> Materials provided:
++++++++

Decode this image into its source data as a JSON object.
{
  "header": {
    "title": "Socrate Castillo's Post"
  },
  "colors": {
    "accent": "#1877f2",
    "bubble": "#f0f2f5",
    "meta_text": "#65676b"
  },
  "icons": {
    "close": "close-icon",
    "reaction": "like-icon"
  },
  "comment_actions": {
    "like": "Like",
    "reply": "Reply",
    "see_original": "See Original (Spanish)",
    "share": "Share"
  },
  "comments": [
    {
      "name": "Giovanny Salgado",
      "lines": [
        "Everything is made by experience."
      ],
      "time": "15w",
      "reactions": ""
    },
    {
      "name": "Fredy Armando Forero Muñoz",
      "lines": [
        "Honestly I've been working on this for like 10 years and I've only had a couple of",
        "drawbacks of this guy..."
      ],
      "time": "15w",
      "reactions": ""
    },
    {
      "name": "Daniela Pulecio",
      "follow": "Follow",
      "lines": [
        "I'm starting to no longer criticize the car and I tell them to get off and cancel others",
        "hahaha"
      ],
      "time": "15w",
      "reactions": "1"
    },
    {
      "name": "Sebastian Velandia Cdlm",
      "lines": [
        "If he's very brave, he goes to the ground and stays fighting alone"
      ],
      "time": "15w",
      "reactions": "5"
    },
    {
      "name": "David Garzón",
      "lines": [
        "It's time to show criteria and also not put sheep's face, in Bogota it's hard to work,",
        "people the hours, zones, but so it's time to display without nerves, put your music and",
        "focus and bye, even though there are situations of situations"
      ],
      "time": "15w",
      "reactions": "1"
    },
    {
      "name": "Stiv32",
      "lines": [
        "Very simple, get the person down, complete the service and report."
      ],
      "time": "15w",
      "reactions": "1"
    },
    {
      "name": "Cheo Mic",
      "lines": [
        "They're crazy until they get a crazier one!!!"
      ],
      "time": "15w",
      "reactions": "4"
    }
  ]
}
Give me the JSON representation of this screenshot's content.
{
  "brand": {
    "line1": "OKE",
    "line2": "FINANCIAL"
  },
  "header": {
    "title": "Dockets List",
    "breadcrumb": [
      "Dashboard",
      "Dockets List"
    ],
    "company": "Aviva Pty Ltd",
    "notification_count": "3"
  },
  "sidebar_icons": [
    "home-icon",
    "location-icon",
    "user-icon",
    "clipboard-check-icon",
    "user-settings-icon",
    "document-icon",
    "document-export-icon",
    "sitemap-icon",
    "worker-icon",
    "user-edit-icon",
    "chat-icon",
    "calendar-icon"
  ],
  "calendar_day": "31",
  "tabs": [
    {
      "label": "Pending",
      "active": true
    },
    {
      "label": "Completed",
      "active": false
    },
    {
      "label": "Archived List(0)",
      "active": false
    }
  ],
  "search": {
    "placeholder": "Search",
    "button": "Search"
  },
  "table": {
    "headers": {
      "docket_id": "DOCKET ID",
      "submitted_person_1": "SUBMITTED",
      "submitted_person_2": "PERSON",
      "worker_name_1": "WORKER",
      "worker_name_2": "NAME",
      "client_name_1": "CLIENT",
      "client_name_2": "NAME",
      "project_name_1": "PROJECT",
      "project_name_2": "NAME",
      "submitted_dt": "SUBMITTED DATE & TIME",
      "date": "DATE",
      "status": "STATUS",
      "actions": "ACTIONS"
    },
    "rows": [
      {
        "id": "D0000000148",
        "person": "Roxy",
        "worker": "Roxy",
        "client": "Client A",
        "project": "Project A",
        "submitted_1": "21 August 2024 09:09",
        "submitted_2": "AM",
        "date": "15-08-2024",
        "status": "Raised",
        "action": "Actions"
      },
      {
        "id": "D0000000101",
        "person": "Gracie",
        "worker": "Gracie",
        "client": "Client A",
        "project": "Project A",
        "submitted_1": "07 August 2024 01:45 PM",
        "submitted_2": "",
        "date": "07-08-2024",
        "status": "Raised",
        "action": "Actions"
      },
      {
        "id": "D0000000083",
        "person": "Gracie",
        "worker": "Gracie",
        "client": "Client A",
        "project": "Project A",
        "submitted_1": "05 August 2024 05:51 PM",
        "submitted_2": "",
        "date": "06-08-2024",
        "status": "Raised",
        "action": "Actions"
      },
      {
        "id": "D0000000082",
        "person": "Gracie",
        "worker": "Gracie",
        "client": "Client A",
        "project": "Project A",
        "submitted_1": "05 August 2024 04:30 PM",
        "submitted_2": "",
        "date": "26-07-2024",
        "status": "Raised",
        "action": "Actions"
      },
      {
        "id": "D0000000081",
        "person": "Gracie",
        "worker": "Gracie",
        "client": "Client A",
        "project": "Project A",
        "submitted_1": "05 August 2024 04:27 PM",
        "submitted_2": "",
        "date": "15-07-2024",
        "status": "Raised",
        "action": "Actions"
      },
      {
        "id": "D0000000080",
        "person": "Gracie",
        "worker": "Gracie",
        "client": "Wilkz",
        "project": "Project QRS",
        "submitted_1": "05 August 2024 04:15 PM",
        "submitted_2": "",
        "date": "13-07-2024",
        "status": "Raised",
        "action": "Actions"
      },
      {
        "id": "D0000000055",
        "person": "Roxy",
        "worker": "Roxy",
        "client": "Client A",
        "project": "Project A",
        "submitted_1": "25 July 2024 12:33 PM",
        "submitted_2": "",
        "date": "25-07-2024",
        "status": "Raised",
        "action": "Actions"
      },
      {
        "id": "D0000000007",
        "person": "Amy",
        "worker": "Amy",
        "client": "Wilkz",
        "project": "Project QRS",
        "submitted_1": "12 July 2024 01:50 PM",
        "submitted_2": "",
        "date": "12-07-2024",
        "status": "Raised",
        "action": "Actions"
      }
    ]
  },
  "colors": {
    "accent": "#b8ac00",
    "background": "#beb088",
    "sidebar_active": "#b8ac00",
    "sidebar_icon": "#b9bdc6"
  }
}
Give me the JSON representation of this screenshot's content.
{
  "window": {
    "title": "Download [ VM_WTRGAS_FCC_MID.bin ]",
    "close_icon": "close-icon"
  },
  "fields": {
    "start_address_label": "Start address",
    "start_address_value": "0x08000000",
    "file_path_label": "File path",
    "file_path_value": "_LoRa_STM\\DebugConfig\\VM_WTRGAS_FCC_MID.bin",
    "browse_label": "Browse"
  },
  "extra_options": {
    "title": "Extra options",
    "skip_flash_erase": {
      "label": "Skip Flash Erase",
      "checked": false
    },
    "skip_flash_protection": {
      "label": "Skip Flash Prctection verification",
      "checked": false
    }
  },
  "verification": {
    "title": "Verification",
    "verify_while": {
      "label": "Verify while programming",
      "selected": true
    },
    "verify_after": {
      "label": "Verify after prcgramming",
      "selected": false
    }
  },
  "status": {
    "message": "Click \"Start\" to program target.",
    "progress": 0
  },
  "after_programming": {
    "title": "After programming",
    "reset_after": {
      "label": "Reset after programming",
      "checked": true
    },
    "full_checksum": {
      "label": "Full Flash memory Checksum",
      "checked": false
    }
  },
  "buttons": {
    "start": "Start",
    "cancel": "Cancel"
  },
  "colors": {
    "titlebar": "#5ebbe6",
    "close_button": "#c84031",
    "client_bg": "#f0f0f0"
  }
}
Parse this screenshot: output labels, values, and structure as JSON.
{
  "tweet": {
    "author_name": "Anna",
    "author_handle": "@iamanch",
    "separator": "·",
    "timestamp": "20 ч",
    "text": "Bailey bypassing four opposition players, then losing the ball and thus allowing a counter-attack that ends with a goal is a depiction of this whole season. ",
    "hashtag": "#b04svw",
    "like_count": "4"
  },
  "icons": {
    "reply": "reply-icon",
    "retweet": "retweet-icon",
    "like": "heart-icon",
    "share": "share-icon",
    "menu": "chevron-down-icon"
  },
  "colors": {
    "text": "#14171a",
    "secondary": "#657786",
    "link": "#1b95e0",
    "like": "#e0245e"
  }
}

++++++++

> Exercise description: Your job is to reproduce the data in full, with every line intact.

> Exercise result:
Decode this image into its source data as a JSON object.
{
  "header": {
    "title": "Socrate Castillo's Post"
  },
  "colors": {
    "accent": "#1877f2",
    "bubble": "#f0f2f5",
    "meta_text": "#65676b"
  },
  "icons": {
    "close": "close-icon",
    "reaction": "like-icon"
  },
  "comment_actions": {
    "like": "Like",
    "reply": "Reply",
    "see_original": "See Original (Spanish)",
    "share": "Share"
  },
  "comments": [
    {
      "name": "Giovanny Salgado",
      "lines": [
        "Everything is made by experience."
      ],
      "time": "15w",
      "reactions": ""
    },
    {
      "name": "Fredy Armando Forero Muñoz",
      "lines": [
        "Honestly I've been working on this for like 10 years and I've only had a couple of",
        "drawbacks of this guy..."
      ],
      "time": "15w",
      "reactions": ""
    },
    {
      "name": "Daniela Pulecio",
      "follow": "Follow",
      "lines": [
        "I'm starting to no longer criticize the car and I tell them to get off and cancel others",
        "hahaha"
      ],
      "time": "15w",
      "reactions": "1"
    },
    {
      "name": "Sebastian Velandia Cdlm",
      "lines": [
        "If he's very brave, he goes to the ground and stays fighting alone"
      ],
      "time": "15w",
      "reactions": "5"
    },
    {
      "name": "David Garzón",
      "lines": [
        "It's time to show criteria and also not put sheep's face, in Bogota it's hard to work,",
        "people the hours, zones, but so it's time to display without nerves, put your music and",
        "focus and bye, even though there are situations of situations"
      ],
      "time": "15w",
      "reactions": "1"
    },
    {
      "name": "Stiv32",
      "lines": [
        "Very simple, get the person down, complete the service and report."
      ],
      "time": "15w",
      "reactions": "1"
    },
    {
      "name": "Cheo Mic",
      "lines": [
        "They're crazy until they get a crazier one!!!"
      ],
      "time": "15w",
      "reactions": "4"
    }
  ]
}
Give me the JSON representation of this screenshot's content.
{
  "brand": {
    "line1": "OKE",
    "line2": "FINANCIAL"
  },
  "header": {
    "title": "Dockets List",
    "breadcrumb": [
      "Dashboard",
      "Dockets List"
    ],
    "company": "Aviva Pty Ltd",
    "notification_count": "3"
  },
  "sidebar_icons": [
    "home-icon",
    "location-icon",
    "user-icon",
    "clipboard-check-icon",
    "user-settings-icon",
    "document-icon",
    "document-export-icon",
    "sitemap-icon",
    "worker-icon",
    "user-edit-icon",
    "chat-icon",
    "calendar-icon"
  ],
  "calendar_day": "31",
  "tabs": [
    {
      "label": "Pending",
      "active": true
    },
    {
      "label": "Completed",
      "active": false
    },
    {
      "label": "Archived List(0)",
      "active": false
    }
  ],
  "search": {
    "placeholder": "Search",
    "button": "Search"
  },
  "table": {
    "headers": {
      "docket_id": "DOCKET ID",
      "submitted_person_1": "SUBMITTED",
      "submitted_person_2": "PERSON",
      "worker_name_1": "WORKER",
      "worker_name_2": "NAME",
      "client_name_1": "CLIENT",
      "client_name_2": "NAME",
      "project_name_1": "PROJECT",
      "project_name_2": "NAME",
      "submitted_dt": "SUBMITTED DATE & TIME",
      "date": "DATE",
      "status": "STATUS",
      "actions": "ACTIONS"
    },
    "rows": [
      {
        "id": "D0000000148",
        "person": "Roxy",
        "worker": "Roxy",
        "client": "Client A",
        "project": "Project A",
        "submitted_1": "21 August 2024 09:09",
        "submitted_2": "AM",
        "date": "15-08-2024",
        "status": "Raised",
        "action": "Actions"
      },
      {
        "id": "D0000000101",
        "person": "Gracie",
        "worker": "Gracie",
        "client": "Client A",
        "project": "Project A",
        "submitted_1": "07 August 2024 01:45 PM",
        "submitted_2": "",
        "date": "07-08-2024",
        "status": "Raised",
        "action": "Actions"
      },
      {
        "id": "D0000000083",
        "person": "Gracie",
        "worker": "Gracie",
        "client": "Client A",
        "project": "Project A",
        "submitted_1": "05 August 2024 05:51 PM",
        "submitted_2": "",
        "date": "06-08-2024",
        "status": "Raised",
        "action": "Actions"
      },
      {
        "id": "D0000000082",
        "person": "Gracie",
        "worker": "Gracie",
        "client": "Client A",
        "project": "Project A",
        "submitted_1": "05 August 2024 04:30 PM",
        "submitted_2": "",
        "date": "26-07-2024",
        "status": "Raised",
        "action": "Actions"
      },
      {
        "id": "D0000000081",
        "person": "Gracie",
        "worker": "Gracie",
        "client": "Client A",
        "project": "Project A",
        "submitted_1": "05 August 2024 04:27 PM",
        "submitted_2": "",
        "date": "15-07-2024",
        "status": "Raised",
        "action": "Actions"
      },
      {
        "id": "D0000000080",
        "person": "Gracie",
        "worker": "Gracie",
        "client": "Wilkz",
        "project": "Project QRS",
        "submitted_1": "05 August 2024 04:15 PM",
        "submitted_2": "",
        "date": "13-07-2024",
        "status": "Raised",
        "action": "Actions"
      },
      {
        "id": "D0000000055",
        "person": "Roxy",
        "worker": "Roxy",
        "client": "Client A",
        "project": "Project A",
        "submitted_1": "25 July 2024 12:33 PM",
        "submitted_2": "",
        "date": "25-07-2024",
        "status": "Raised",
        "action": "Actions"
      },
      {
        "id": "D0000000007",
        "person": "Amy",
        "worker": "Amy",
        "client": "Wilkz",
        "project": "Project QRS",
        "submitted_1": "12 July 2024 01:50 PM",
        "submitted_2": "",
        "date": "12-07-2024",
        "status": "Raised",
        "action": "Actions"
      }
    ]
  },
  "colors": {
    "accent": "#b8ac00",
    "background": "#beb088",
    "sidebar_active": "#b8ac00",
    "sidebar_icon": "#b9bdc6"
  }
}
Give me the JSON representation of this screenshot's content.
{
  "window": {
    "title": "Download [ VM_WTRGAS_FCC_MID.bin ]",
    "close_icon": "close-icon"
  },
  "fields": {
    "start_address_label": "Start address",
    "start_address_value": "0x08000000",
    "file_path_label": "File path",
    "file_path_value": "_LoRa_STM\\DebugConfig\\VM_WTRGAS_FCC_MID.bin",
    "browse_label": "Browse"
  },
  "extra_options": {
    "title": "Extra options",
    "skip_flash_erase": {
      "label": "Skip Flash Erase",
      "checked": false
    },
    "skip_flash_protection": {
      "label": "Skip Flash Prctection verification",
      "checked": false
    }
  },
  "verification": {
    "title": "Verification",
    "verify_while": {
      "label": "Verify while programming",
      "selected": true
    },
    "verify_after": {
      "label": "Verify after prcgramming",
      "selected": false
    }
  },
  "status": {
    "message": "Click \"Start\" to program target.",
    "progress": 0
  },
  "after_programming": {
    "title": "After programming",
    "reset_after": {
      "label": "Reset after programming",
      "checked": true
    },
    "full_checksum": {
      "label": "Full Flash memory Checksum",
      "checked": false
    }
  },
  "buttons": {
    "start": "Start",
    "cancel": "Cancel"
  },
  "colors": {
    "titlebar": "#5ebbe6",
    "close_button": "#c84031",
    "client_bg": "#f0f0f0"
  }
}
Parse this screenshot: output labels, values, and structure as JSON.
{
  "tweet": {
    "author_name": "Anna",
    "author_handle": "@iamanch",
    "separator": "·",
    "timestamp": "20 ч",
    "text": "Bailey bypassing four opposition players, then losing the ball and thus allowing a counter-attack that ends with a goal is a depiction of this whole season. ",
    "hashtag": "#b04svw",
    "like_count": "4"
  },
  "icons": {
    "reply": "reply-icon",
    "retweet": "retweet-icon",
    "like": "heart-icon",
    "share": "share-icon",
    "menu": "chevron-down-icon"
  },
  "colors": {
    "text": "#14171a",
    "secondary": "#657786",
    "link": "#1b95e0",
    "like": "#e0245e"
  }
}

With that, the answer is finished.